> _Your assignment_:
Find every line in the data that contains the word "this". Return each of those lines.

[Start of Attachment]

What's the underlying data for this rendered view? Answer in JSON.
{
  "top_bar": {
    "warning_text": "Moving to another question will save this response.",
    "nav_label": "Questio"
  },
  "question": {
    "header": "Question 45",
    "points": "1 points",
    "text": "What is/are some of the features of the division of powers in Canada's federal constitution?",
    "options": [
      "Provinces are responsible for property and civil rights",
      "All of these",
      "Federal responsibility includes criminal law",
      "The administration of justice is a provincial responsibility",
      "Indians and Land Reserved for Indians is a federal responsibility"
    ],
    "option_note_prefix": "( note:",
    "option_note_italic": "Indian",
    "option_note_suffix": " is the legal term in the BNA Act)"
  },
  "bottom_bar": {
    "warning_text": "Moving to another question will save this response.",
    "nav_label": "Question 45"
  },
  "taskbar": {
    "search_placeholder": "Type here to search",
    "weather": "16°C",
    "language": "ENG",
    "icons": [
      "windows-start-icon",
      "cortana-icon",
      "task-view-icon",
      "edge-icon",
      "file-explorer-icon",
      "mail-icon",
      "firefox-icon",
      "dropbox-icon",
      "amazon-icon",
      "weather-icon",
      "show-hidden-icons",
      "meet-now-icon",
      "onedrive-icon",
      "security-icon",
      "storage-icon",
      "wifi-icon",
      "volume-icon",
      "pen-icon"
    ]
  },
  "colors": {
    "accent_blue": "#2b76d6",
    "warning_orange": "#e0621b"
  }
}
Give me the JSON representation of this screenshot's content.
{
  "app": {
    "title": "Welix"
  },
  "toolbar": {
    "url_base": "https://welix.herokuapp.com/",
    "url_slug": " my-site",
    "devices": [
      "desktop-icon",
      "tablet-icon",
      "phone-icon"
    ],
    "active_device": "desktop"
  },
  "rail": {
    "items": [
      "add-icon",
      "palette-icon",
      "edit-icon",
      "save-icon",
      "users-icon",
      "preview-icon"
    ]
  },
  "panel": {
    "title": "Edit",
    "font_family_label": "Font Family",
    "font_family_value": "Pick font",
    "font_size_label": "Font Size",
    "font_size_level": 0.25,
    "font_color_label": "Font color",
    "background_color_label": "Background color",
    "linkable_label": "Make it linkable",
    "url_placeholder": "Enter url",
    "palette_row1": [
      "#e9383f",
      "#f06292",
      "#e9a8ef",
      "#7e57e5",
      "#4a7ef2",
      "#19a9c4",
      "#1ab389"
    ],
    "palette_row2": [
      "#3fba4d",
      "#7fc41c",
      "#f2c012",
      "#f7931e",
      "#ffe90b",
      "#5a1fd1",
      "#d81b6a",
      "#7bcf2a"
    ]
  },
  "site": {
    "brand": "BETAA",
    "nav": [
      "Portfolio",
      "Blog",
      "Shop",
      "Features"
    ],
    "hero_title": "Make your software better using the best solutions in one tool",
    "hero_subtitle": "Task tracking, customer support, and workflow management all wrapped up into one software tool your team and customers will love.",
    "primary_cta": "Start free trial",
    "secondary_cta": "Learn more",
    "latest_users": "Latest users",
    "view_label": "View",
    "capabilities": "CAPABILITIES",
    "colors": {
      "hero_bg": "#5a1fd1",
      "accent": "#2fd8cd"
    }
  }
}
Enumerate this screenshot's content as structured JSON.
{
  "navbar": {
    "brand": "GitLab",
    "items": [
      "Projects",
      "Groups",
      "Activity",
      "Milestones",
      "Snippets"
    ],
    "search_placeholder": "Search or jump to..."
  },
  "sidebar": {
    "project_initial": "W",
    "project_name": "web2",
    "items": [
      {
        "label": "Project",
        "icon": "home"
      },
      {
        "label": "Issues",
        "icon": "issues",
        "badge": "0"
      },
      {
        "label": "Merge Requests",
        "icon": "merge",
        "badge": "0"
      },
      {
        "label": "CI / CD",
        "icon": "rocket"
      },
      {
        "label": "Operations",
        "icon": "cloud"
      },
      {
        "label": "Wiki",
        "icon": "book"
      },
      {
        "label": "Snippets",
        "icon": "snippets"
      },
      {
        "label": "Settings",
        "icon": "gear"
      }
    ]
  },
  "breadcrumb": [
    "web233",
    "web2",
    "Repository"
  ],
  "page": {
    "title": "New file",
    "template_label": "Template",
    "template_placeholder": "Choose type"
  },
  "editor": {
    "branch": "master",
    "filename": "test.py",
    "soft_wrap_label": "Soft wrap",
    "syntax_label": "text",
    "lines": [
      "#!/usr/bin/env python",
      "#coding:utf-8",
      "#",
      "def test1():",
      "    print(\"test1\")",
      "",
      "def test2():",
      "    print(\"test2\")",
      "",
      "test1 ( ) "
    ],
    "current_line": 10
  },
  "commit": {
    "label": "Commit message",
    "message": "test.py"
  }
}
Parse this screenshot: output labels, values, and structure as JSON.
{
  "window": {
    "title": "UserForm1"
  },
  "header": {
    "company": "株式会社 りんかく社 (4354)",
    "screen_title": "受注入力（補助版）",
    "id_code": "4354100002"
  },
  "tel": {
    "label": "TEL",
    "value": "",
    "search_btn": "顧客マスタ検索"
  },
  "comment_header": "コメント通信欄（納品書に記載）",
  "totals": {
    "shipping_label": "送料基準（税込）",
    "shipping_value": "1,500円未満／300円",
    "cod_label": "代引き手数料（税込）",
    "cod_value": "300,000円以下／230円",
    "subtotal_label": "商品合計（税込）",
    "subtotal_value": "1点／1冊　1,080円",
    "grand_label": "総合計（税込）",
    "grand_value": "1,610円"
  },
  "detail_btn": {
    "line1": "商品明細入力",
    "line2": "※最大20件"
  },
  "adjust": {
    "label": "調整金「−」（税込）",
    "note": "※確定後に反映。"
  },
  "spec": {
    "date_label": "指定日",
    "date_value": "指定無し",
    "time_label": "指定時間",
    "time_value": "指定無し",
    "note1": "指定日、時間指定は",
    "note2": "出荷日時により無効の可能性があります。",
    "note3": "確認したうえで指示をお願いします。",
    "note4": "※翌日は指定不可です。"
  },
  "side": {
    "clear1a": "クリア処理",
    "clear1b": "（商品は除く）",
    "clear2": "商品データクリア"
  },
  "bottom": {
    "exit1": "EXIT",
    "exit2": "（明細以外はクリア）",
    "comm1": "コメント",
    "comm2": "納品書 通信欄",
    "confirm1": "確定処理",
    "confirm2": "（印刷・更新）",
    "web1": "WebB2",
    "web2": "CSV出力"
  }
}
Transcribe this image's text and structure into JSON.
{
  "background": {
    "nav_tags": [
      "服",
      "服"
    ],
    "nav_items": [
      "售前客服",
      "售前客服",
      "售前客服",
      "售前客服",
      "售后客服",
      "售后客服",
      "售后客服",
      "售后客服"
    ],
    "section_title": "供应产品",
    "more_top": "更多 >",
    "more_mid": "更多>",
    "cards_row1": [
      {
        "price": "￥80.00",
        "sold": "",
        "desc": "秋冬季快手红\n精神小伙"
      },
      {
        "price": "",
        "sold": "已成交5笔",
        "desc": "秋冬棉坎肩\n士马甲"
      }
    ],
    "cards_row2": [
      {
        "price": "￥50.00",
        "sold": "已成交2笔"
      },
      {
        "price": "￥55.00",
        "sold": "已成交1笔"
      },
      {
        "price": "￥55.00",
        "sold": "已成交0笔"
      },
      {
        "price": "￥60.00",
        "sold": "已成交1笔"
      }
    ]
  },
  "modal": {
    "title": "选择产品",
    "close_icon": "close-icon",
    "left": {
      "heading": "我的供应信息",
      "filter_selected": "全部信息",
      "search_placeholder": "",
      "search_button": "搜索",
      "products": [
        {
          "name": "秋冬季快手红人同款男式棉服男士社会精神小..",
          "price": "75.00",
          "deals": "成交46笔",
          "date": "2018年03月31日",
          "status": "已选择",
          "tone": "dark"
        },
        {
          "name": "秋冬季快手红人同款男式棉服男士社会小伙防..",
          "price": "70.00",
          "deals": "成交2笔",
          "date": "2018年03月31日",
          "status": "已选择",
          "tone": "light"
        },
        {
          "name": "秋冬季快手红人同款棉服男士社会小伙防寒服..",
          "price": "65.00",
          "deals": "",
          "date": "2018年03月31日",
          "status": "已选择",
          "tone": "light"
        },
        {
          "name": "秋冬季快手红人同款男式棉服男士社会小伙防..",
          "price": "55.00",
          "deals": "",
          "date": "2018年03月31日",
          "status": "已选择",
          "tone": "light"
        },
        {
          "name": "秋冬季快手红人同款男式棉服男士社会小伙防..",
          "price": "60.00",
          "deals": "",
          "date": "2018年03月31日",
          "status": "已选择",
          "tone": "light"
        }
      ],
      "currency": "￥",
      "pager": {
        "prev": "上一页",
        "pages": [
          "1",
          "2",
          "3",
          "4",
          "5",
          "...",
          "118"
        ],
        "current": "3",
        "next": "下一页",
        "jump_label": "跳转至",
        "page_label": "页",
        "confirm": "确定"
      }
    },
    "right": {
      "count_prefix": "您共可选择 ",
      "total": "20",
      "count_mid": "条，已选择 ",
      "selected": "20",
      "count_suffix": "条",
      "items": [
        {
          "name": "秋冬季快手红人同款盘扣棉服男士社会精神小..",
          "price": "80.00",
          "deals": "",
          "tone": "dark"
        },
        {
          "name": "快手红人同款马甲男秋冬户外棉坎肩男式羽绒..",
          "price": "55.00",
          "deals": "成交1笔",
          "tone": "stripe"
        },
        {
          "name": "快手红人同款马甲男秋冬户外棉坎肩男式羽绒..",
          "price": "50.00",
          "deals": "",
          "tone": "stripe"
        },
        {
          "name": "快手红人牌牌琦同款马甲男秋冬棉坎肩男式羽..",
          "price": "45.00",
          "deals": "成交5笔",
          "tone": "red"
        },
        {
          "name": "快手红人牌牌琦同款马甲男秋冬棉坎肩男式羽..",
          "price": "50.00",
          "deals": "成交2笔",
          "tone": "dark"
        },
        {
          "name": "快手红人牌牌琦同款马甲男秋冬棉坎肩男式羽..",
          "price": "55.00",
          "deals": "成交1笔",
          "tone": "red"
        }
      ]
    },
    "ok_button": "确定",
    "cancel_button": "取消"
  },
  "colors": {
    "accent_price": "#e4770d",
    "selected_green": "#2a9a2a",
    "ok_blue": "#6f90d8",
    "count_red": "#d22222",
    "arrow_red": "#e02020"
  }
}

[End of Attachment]

> _Task answer_:
What's the underlying data for this rendered view? Answer in JSON.
    "warning_text": "Moving to another question will save this response.",
    "warning_text": "Moving to another question will save this response.",
Give me the JSON representation of this screenshot's content.
Enumerate this screenshot's content as structured JSON.
Parse this screenshot: output labels, values, and structure as JSON.
Transcribe this image's text and structure into JSON.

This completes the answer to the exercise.